[Collected data]

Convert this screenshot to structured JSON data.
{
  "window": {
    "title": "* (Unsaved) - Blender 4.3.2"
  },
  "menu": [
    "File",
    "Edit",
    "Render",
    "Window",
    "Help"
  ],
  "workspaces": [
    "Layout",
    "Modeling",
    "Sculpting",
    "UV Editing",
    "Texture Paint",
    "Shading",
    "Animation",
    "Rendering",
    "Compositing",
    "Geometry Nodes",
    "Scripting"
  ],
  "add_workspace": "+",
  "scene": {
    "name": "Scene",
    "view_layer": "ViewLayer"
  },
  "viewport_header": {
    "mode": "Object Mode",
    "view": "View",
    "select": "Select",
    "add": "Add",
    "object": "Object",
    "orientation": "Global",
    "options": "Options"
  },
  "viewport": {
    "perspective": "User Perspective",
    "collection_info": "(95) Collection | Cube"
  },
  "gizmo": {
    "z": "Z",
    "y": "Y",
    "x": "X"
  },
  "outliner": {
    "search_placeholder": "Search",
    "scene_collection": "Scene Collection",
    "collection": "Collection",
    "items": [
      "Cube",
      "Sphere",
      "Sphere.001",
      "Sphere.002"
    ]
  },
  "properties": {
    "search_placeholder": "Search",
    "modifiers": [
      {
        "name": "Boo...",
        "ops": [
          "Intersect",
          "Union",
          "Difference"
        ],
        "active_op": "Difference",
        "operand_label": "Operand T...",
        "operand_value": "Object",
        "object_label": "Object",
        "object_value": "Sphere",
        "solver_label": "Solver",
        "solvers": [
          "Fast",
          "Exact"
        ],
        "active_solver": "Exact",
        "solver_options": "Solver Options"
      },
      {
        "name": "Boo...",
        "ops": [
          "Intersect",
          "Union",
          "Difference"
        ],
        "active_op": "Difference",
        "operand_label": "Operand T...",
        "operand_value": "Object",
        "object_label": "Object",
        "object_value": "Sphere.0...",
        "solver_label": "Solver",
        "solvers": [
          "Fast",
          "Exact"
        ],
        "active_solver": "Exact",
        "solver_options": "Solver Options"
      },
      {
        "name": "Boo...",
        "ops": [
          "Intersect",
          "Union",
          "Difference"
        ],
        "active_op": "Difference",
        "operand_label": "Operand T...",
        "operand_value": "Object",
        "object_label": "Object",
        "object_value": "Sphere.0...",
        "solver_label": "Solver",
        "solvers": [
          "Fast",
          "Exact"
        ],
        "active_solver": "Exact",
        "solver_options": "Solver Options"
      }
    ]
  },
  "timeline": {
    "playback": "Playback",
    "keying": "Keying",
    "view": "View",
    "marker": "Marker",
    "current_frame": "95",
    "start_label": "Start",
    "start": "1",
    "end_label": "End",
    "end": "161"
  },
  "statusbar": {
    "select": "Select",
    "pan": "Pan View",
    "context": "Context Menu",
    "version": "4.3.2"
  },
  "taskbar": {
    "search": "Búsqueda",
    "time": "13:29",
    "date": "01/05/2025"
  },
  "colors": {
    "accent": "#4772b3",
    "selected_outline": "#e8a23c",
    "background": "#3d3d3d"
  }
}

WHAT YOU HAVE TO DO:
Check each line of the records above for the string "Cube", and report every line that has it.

TASK RESULT:
    "collection_info": "(95) Collection | Cube"
      "Cube",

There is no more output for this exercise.